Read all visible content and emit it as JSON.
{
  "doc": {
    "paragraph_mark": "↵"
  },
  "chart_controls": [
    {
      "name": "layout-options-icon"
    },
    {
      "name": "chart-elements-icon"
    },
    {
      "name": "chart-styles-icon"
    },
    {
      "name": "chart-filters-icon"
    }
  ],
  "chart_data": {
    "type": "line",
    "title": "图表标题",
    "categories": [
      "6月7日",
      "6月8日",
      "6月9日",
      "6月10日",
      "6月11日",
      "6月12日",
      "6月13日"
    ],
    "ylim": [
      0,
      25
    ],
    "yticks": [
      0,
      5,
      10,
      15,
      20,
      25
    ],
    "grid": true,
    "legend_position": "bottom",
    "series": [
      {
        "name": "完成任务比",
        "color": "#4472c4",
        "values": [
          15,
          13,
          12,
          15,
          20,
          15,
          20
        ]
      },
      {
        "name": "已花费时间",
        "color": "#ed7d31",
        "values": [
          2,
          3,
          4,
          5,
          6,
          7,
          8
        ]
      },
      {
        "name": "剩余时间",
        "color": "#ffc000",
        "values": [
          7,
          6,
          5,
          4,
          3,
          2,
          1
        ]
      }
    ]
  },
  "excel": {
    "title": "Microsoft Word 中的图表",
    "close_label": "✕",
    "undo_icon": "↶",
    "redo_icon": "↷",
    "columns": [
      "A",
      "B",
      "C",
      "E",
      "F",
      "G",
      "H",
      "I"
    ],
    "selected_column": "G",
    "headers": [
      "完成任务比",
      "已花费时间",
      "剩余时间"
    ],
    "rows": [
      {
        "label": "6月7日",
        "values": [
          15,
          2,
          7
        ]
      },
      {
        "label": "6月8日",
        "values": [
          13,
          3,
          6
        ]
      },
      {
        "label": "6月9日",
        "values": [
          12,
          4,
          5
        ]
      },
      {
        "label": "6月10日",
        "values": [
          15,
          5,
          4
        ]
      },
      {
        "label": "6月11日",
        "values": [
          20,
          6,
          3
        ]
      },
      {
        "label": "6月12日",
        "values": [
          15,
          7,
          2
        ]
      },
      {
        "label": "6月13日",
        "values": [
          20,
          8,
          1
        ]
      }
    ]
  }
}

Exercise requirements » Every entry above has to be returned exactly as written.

Response to the task »
Read all visible content and emit it as JSON.
{
  "doc": {
    "paragraph_mark": "↵"
  },
  "chart_controls": [
    {
      "name": "layout-options-icon"
    },
    {
      "name": "chart-elements-icon"
    },
    {
      "name": "chart-styles-icon"
    },
    {
      "name": "chart-filters-icon"
    }
  ],
  "chart_data": {
    "type": "line",
    "title": "图表标题",
    "categories": [
      "6月7日",
      "6月8日",
      "6月9日",
      "6月10日",
      "6月11日",
      "6月12日",
      "6月13日"
    ],
    "ylim": [
      0,
      25
    ],
    "yticks": [
      0,
      5,
      10,
      15,
      20,
      25
    ],
    "grid": true,
    "legend_position": "bottom",
    "series": [
      {
        "name": "完成任务比",
        "color": "#4472c4",
        "values": [
          15,
          13,
          12,
          15,
          20,
          15,
          20
        ]
      },
      {
        "name": "已花费时间",
        "color": "#ed7d31",
        "values": [
          2,
          3,
          4,
          5,
          6,
          7,
          8
        ]
      },
      {
        "name": "剩余时间",
        "color": "#ffc000",
        "values": [
          7,
          6,
          5,
          4,
          3,
          2,
          1
        ]
      }
    ]
  },
  "excel": {
    "title": "Microsoft Word 中的图表",
    "close_label": "✕",
    "undo_icon": "↶",
    "redo_icon": "↷",
    "columns": [
      "A",
      "B",
      "C",
      "E",
      "F",
      "G",
      "H",
      "I"
    ],
    "selected_column": "G",
    "headers": [
      "完成任务比",
      "已花费时间",
      "剩余时间"
    ],
    "rows": [
      {
        "label": "6月7日",
        "values": [
          15,
          2,
          7
        ]
      },
      {
        "label": "6月8日",
        "values": [
          13,
          3,
          6
        ]
      },
      {
        "label": "6月9日",
        "values": [
          12,
          4,
          5
        ]
      },
      {
        "label": "6月10日",
        "values": [
          15,
          5,
          4
        ]
      },
      {
        "label": "6月11日",
        "values": [
          20,
          6,
          3
        ]
      },
      {
        "label": "6月12日",
        "values": [
          15,
          7,
          2
        ]
      },
      {
        "label": "6月13日",
        "values": [
          20,
          8,
          1
        ]
      }
    ]
  }
}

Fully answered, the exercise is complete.